The anguishing cell phone video of George Floyd's murder, captured by teenager Darnella Frazier, lay at the heart of the prosecution's case against the former police officer convicted of his killing. Bystander videos can provide important counter-narratives to official accounts, and the very act of filming law enforcement officers can sometimes de-escalate violent confrontations. But once widely circulated, videos documenting police misconduct can be deeply disturbing to communities already traumatized by violence. We'll talk about how to film police encounters safely, effectively and ethically.
How to Exercise Your Right to Film the Police
Brendesha Tynes, professor of education and psychology, USC Rossier School of Education

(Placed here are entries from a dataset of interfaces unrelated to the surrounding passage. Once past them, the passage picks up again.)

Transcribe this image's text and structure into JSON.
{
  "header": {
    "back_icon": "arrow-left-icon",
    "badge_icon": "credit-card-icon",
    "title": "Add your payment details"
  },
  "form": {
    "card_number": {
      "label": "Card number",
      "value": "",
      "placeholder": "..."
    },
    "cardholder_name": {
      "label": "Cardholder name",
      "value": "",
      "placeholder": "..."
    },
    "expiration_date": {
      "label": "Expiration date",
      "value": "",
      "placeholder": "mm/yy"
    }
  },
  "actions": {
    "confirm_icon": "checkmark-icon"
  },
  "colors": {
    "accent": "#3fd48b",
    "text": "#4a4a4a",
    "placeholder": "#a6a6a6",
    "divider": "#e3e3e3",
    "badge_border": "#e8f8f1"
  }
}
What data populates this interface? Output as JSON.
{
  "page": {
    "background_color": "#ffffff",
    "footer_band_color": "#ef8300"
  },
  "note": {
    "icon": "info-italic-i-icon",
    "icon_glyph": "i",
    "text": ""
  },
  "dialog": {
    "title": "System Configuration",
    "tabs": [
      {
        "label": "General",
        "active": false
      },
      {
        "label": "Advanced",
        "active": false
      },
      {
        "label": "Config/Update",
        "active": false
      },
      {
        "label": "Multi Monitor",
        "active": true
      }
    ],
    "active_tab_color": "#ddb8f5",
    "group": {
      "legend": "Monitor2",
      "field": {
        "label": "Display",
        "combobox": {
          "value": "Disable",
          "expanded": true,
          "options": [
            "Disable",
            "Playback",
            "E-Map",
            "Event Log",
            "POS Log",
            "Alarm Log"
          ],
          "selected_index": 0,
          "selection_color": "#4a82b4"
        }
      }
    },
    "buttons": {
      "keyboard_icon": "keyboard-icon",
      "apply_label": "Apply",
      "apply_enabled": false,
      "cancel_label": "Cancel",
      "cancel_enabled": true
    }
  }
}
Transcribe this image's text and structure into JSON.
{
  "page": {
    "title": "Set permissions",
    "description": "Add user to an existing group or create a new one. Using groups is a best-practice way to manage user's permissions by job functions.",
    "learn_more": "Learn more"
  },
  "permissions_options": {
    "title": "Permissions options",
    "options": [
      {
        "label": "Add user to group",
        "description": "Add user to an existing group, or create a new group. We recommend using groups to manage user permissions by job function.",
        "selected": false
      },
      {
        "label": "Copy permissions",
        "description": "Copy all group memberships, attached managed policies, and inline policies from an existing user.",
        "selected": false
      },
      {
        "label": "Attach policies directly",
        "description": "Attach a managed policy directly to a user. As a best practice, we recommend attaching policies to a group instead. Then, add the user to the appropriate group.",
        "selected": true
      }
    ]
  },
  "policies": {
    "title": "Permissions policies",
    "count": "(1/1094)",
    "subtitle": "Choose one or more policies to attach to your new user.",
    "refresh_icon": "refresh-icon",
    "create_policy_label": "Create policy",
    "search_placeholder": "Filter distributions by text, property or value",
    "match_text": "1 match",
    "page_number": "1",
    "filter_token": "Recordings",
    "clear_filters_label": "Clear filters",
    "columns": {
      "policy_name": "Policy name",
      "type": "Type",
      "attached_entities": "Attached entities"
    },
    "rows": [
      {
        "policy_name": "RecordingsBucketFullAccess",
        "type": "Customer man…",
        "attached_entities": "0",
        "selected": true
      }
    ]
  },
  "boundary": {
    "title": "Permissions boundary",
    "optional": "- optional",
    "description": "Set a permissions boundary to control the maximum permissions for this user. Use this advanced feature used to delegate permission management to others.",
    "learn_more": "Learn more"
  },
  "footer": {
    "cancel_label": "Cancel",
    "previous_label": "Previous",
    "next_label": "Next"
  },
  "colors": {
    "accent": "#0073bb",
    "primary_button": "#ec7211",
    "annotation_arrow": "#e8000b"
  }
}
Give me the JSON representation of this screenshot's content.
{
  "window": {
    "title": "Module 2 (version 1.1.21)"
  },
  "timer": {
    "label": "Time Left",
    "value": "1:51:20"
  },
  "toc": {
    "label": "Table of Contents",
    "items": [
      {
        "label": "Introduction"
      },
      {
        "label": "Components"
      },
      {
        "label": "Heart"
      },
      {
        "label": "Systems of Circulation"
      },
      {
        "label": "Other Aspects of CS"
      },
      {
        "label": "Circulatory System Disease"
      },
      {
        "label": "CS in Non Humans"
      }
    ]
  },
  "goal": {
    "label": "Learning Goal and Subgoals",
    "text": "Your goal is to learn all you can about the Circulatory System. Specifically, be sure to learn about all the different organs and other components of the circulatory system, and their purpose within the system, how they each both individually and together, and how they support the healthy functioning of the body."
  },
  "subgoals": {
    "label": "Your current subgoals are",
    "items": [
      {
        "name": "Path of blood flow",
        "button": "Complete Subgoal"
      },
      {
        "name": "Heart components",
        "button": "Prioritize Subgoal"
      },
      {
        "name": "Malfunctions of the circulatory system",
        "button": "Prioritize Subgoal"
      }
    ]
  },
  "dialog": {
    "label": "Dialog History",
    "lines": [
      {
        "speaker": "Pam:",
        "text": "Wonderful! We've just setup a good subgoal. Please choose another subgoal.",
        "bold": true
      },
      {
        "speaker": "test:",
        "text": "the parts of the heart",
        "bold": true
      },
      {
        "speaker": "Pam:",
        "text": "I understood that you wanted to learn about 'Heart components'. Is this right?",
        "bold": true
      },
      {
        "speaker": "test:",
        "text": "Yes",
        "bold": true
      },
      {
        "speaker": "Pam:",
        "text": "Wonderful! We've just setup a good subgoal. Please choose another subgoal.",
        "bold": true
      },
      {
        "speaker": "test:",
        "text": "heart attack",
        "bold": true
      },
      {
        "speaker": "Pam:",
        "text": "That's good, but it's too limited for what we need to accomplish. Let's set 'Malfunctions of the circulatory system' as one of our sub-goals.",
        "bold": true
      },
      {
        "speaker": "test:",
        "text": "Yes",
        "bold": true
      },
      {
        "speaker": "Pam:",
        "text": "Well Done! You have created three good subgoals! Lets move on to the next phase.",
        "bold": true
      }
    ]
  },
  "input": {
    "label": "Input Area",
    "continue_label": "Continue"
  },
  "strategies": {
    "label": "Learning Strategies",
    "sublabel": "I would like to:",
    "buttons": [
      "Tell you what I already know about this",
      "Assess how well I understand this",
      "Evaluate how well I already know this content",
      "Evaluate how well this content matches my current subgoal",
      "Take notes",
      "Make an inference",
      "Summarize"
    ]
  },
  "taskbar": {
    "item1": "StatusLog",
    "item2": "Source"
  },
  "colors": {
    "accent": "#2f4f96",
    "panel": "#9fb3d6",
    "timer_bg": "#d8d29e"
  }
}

Geoffrey Fowler, technology columnist, Washington Post; His recent column is called "You have the right to film police. Here’s how to do it effectively — and safely."